*Task instructions:* Copy out all the data, word for word.
⁂
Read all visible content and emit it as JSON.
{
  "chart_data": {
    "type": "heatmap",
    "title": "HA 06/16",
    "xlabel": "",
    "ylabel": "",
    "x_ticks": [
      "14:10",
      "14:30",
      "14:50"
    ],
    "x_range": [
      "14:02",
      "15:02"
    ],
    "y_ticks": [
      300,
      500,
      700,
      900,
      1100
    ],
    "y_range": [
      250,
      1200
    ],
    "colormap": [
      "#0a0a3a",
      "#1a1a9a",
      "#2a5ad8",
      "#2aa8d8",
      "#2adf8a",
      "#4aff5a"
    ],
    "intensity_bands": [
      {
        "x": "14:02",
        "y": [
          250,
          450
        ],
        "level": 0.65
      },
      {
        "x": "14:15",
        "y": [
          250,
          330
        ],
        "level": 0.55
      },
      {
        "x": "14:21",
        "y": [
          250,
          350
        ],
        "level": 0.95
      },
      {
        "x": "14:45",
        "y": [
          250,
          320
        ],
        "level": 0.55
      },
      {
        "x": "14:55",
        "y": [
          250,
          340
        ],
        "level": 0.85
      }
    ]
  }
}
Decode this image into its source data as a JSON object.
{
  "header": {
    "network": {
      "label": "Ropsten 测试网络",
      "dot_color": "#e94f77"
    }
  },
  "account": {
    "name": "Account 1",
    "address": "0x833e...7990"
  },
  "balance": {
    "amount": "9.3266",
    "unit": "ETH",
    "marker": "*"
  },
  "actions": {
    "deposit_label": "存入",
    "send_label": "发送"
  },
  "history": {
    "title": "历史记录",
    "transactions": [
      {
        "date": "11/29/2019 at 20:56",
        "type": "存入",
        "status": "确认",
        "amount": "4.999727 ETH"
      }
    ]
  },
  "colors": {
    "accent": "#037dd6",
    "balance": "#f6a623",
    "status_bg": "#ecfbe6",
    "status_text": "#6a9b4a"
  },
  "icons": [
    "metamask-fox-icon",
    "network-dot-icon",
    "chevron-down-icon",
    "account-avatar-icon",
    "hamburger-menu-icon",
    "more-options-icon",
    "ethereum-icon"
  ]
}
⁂
*Result of this task:*
Read all visible content and emit it as JSON.
{
  "chart_data": {
    "type": "heatmap",
    "title": "HA 06/16",
    "xlabel": "",
    "ylabel": "",
    "x_ticks": [
      "14:10",
      "14:30",
      "14:50"
    ],
    "x_range": [
      "14:02",
      "15:02"
    ],
    "y_ticks": [
      300,
      500,
      700,
      900,
      1100
    ],
    "y_range": [
      250,
      1200
    ],
    "colormap": [
      "#0a0a3a",
      "#1a1a9a",
      "#2a5ad8",
      "#2aa8d8",
      "#2adf8a",
      "#4aff5a"
    ],
    "intensity_bands": [
      {
        "x": "14:02",
        "y": [
          250,
          450
        ],
        "level": 0.65
      },
      {
        "x": "14:15",
        "y": [
          250,
          330
        ],
        "level": 0.55
      },
      {
        "x": "14:21",
        "y": [
          250,
          350
        ],
        "level": 0.95
      },
      {
        "x": "14:45",
        "y": [
          250,
          320
        ],
        "level": 0.55
      },
      {
        "x": "14:55",
        "y": [
          250,
          340
        ],
        "level": 0.85
      }
    ]
  }
}
Decode this image into its source data as a JSON object.
{
  "header": {
    "network": {
      "label": "Ropsten 测试网络",
      "dot_color": "#e94f77"
    }
  },
  "account": {
    "name": "Account 1",
    "address": "0x833e...7990"
  },
  "balance": {
    "amount": "9.3266",
    "unit": "ETH",
    "marker": "*"
  },
  "actions": {
    "deposit_label": "存入",
    "send_label": "发送"
  },
  "history": {
    "title": "历史记录",
    "transactions": [
      {
        "date": "11/29/2019 at 20:56",
        "type": "存入",
        "status": "确认",
        "amount": "4.999727 ETH"
      }
    ]
  },
  "colors": {
    "accent": "#037dd6",
    "balance": "#f6a623",
    "status_bg": "#ecfbe6",
    "status_text": "#6a9b4a"
  },
  "icons": [
    "metamask-fox-icon",
    "network-dot-icon",
    "chevron-down-icon",
    "account-avatar-icon",
    "hamburger-menu-icon",
    "more-options-icon",
    "ethereum-icon"
  ]
}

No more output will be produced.